**DATA FOR PROCESSING**.
Start of Block

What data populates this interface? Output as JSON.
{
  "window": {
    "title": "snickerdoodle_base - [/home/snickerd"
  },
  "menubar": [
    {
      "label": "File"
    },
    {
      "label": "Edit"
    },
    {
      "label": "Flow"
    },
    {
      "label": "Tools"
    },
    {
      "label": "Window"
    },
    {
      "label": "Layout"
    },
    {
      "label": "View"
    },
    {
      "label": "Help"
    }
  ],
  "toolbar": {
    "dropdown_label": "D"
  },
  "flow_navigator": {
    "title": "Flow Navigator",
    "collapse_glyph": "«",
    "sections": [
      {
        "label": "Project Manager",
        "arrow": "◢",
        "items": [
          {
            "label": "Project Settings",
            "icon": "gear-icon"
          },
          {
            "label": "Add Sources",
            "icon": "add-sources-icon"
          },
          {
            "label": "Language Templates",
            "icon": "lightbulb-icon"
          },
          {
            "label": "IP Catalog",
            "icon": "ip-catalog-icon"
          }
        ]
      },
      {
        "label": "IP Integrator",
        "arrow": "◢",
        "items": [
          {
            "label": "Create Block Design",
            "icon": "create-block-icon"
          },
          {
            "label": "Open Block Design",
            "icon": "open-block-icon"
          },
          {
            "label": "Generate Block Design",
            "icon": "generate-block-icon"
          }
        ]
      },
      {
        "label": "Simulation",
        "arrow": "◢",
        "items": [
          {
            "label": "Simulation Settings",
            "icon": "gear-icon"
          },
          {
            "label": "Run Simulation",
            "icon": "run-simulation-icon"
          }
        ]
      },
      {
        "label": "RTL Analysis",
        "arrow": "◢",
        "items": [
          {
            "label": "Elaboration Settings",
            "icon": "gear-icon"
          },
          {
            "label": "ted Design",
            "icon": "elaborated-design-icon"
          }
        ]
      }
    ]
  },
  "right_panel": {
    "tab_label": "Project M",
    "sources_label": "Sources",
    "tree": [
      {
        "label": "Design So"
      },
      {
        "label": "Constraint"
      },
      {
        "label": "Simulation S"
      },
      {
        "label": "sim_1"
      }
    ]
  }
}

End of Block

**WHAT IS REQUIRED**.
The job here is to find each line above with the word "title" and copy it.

**EXERCISE OUTPUT**.
    "title": "snickerdoodle_base - [/home/snickerd"
    "title": "Flow Navigator",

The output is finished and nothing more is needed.